Novartis is teaming up with the contract manufacturing firm Catalent Biologics to boost production of its recently commercialized gene therapy Zolgensma. The announcement is a surprise because three months ago Novartis’ gene therapy subsidiary, AveXis, said it is buying a facility in Longmont, Colorado, for the same purpose. The Longmont site will be the company’s fourth gene therapy manufacturing plant.
Viruses, the essential DNA-delivery vehicles of gene therapy, are in short supply. Gene therapy firms bemoan long waitlists for contract manufacturers, leading many to break ground on their own manufacturing facilities years before a commercialized drug is in sight. For Novartis, which sells one of the few approved gene therapies, even having its own facilities isn’t enough.
The demand has more to do with the complexity of making the therapies than long lines of customers waiting for them. Andy Stober, chief technology officer at AveXis, says the company decided to work with the gene therapy manufacturer Paragon Bioservices at the beginning of the year, before Zolgensma was approved. In April, Catalent bought Paragon for $1.2 billion.
Zolgensma is a one-time injection of viruses containing a corrective piece of DNA to treat young children with a rare neurodegenerative disease called spinal muscular atrophy. It’s dosed at 110 trillion viruses per kg of body weight, meaning that “you are giving someone a quadrillion viral vectors,” Stober says. “It’s no small feat.”
It’s expensive too, costing $2.1 million, partly because of the massive quantities of DNA-stuffed viruses required for the treatment to work. And it’s the creation of those viruses that AveXis needs help with. The firm’s original Libertyville, Illinois, plant has room for purifying and filling the final gene therapy product, but it’s Catalent that will produce the bulk of the viruses.
AveXis is looking to make more of those viruses on its own soon. Its $115 million plant in Durham, North Carolina, is scheduled to open next year. In all, AveXis anticipates that its four plants will create more than 1,000 manufacturing jobs by the end of this year—all to make a commercial gene therapy for a single rare disease, plus experimental gene therapies for a few clinical trials that may begin within a year.
The demand for viruses has been a boon to contract manufacturers. A gene therapy start-up called Passage Bio—which launched earlier this year and won’t have a therapy in clinical testing until next year—recently announced that Paragon will build it a dedicated production suite.
And while new gene therapy companies are racing to beat the manufacturing bottleneck, older companies, including cell therapy firms that also need viruses, are playing catchup.
So far, Novartis and Gilead Sciences are the only drugmakers selling engineered cell therapies, for which every treatment is custom-made from a patient’s own immune cells—a manufacturing headache of its own. The same kinds of viruses used for gene therapy are used to insert new DNA into those immune cells, adding another bottleneck to an already costly and time-consuming process.

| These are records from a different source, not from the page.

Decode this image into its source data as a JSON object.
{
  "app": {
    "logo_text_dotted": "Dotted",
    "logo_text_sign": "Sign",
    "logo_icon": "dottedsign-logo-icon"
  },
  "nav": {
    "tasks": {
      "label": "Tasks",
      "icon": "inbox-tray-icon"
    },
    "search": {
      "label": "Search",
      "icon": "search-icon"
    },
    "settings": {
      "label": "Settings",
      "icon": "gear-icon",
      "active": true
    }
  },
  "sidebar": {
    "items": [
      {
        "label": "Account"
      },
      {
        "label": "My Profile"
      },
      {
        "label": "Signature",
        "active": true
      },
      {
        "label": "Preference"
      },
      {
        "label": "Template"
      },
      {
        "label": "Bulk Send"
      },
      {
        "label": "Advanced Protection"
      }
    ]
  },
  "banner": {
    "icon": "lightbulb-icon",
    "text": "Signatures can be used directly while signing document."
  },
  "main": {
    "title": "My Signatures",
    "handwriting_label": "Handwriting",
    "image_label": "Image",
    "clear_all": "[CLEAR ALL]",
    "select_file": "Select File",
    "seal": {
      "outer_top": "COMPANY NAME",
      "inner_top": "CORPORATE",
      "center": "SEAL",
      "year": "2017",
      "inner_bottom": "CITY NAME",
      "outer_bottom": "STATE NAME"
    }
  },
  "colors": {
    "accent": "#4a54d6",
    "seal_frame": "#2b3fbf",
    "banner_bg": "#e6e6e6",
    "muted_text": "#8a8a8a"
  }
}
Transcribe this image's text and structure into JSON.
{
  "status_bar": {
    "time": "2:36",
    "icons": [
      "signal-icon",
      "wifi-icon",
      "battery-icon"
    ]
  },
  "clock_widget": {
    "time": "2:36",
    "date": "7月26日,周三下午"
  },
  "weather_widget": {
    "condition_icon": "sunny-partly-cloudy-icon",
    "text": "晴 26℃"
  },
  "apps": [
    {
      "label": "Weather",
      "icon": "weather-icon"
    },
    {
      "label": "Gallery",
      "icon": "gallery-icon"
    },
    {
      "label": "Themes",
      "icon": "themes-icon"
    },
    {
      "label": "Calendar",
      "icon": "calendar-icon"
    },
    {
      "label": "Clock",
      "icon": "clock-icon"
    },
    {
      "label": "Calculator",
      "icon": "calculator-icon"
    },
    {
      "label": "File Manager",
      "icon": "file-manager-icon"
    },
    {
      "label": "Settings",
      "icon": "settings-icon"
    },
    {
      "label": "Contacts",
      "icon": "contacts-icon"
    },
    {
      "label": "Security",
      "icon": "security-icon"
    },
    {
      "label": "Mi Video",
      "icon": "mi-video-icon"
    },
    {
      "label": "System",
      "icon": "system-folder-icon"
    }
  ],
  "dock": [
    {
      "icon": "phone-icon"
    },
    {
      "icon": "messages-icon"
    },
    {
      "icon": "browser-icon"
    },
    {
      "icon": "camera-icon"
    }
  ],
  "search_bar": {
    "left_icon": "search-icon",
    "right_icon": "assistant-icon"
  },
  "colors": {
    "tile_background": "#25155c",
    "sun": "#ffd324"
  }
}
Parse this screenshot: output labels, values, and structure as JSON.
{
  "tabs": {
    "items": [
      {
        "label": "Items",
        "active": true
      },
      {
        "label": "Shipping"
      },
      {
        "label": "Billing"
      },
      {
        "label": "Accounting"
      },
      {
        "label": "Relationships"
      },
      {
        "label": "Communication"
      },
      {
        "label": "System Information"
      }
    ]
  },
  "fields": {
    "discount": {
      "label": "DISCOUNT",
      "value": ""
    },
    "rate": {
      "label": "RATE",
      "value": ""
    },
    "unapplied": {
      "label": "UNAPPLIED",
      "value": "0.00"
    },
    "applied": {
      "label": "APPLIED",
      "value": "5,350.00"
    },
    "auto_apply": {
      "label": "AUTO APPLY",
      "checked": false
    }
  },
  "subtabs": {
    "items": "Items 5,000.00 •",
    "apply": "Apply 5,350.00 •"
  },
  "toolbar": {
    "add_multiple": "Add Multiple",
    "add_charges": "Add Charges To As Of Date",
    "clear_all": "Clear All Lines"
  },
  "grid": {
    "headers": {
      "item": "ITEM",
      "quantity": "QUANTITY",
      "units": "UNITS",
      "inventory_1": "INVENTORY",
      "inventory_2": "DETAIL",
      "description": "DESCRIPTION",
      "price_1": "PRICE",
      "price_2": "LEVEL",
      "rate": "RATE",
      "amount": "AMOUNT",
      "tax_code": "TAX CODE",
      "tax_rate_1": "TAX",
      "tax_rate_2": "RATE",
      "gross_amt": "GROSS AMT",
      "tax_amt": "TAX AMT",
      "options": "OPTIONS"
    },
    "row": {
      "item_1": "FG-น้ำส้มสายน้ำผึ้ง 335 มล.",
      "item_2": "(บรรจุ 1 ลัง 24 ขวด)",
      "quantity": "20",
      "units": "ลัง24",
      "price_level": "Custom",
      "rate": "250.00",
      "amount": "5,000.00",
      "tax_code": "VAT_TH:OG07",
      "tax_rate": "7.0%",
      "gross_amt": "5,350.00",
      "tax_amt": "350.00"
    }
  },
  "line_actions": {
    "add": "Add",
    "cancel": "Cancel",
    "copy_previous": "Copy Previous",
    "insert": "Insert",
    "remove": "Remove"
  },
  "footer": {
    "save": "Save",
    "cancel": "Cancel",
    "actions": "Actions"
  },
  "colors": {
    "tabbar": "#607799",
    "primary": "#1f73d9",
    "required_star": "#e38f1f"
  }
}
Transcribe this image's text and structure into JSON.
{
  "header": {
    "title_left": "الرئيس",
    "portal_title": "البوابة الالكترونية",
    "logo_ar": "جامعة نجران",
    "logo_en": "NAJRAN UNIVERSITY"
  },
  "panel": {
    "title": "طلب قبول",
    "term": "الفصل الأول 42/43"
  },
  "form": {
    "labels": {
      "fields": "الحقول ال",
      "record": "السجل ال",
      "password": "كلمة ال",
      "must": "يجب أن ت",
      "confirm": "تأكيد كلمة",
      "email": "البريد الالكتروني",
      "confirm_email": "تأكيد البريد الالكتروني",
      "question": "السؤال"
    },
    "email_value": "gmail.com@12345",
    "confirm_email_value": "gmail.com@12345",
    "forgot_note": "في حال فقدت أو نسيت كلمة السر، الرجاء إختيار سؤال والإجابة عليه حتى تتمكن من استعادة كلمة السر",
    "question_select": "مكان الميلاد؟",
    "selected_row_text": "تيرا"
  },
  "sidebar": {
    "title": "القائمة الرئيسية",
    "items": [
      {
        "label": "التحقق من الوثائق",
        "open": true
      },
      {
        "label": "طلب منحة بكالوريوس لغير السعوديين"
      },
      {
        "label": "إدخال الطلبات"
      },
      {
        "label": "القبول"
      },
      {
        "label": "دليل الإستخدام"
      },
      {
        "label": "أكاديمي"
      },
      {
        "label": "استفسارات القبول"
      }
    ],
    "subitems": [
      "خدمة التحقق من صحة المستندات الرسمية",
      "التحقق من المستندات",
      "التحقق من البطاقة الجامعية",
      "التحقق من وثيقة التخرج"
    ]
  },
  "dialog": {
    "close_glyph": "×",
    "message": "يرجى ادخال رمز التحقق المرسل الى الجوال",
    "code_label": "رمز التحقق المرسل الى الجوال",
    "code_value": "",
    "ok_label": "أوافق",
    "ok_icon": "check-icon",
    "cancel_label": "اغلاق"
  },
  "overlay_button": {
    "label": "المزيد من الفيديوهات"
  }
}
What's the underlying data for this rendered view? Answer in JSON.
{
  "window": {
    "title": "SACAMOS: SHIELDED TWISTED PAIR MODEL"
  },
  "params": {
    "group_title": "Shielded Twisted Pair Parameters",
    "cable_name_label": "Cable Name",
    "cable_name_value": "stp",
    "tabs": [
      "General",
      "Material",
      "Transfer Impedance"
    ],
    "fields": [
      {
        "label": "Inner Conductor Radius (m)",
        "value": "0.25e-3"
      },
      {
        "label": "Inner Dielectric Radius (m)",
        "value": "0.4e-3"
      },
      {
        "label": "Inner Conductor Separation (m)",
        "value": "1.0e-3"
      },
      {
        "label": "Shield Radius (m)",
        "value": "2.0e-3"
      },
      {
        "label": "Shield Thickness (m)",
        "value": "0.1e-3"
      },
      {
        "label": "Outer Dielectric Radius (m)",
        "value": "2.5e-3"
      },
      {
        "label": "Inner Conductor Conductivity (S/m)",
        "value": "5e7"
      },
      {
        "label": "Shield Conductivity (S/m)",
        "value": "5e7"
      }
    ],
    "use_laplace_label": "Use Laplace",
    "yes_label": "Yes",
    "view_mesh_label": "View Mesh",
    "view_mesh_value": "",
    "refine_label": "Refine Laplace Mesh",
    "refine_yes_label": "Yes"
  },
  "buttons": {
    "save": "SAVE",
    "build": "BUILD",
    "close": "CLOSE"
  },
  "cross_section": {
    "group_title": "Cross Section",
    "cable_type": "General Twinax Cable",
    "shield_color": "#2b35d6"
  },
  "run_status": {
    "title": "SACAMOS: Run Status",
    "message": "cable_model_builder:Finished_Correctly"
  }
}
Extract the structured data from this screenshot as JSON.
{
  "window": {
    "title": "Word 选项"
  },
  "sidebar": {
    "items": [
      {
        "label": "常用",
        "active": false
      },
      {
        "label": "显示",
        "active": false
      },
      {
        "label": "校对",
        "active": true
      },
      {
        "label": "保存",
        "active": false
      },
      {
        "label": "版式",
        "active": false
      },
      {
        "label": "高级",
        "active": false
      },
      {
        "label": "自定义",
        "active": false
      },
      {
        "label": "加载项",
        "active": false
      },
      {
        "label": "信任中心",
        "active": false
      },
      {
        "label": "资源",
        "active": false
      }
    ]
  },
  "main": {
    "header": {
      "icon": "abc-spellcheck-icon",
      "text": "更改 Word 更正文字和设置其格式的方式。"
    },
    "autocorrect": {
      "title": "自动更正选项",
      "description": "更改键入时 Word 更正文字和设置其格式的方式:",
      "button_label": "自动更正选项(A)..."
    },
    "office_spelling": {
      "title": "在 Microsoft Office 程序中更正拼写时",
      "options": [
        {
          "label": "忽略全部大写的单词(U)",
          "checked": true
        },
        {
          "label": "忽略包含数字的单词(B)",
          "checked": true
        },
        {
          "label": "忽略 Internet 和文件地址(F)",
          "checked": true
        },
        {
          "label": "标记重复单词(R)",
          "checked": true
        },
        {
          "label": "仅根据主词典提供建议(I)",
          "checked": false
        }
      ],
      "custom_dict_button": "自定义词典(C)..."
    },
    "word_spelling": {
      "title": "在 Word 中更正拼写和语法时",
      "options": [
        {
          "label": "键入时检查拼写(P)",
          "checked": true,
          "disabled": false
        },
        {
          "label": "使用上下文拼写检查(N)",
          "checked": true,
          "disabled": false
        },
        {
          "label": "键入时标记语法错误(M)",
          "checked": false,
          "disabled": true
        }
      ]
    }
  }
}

Those drugmakers are trying to take matters into their own hands. Earlier this year, Novartis acquired a French cell and gene therapy manufacturer called CellforCure, which was already producing the Novartis cell therapy Kymriah. This week, Gilead announced it will build a 6,000 m2 facility dedicated to making viruses used in its cell therapy, Yescarta.
Bluebird Bio, a company developing cell and gene therapies, opened an 11,000 m2 manufacturing facility in Durham, North Carolina, in March. Bluebird just won approval from the European Medicines Agency in June to begin selling its first treatment, Zynteglo, in which an individual’s own hematopoietic stem cells are engineered with a virus to treat a genetic blood disease called β-thalassemia. The treatment will cost about $1.8 million.
Soon after Zynteglo was approved, Bluebird announced that sales of the treatment will be delayed until 2020 while the firm irons out its manufacturing process.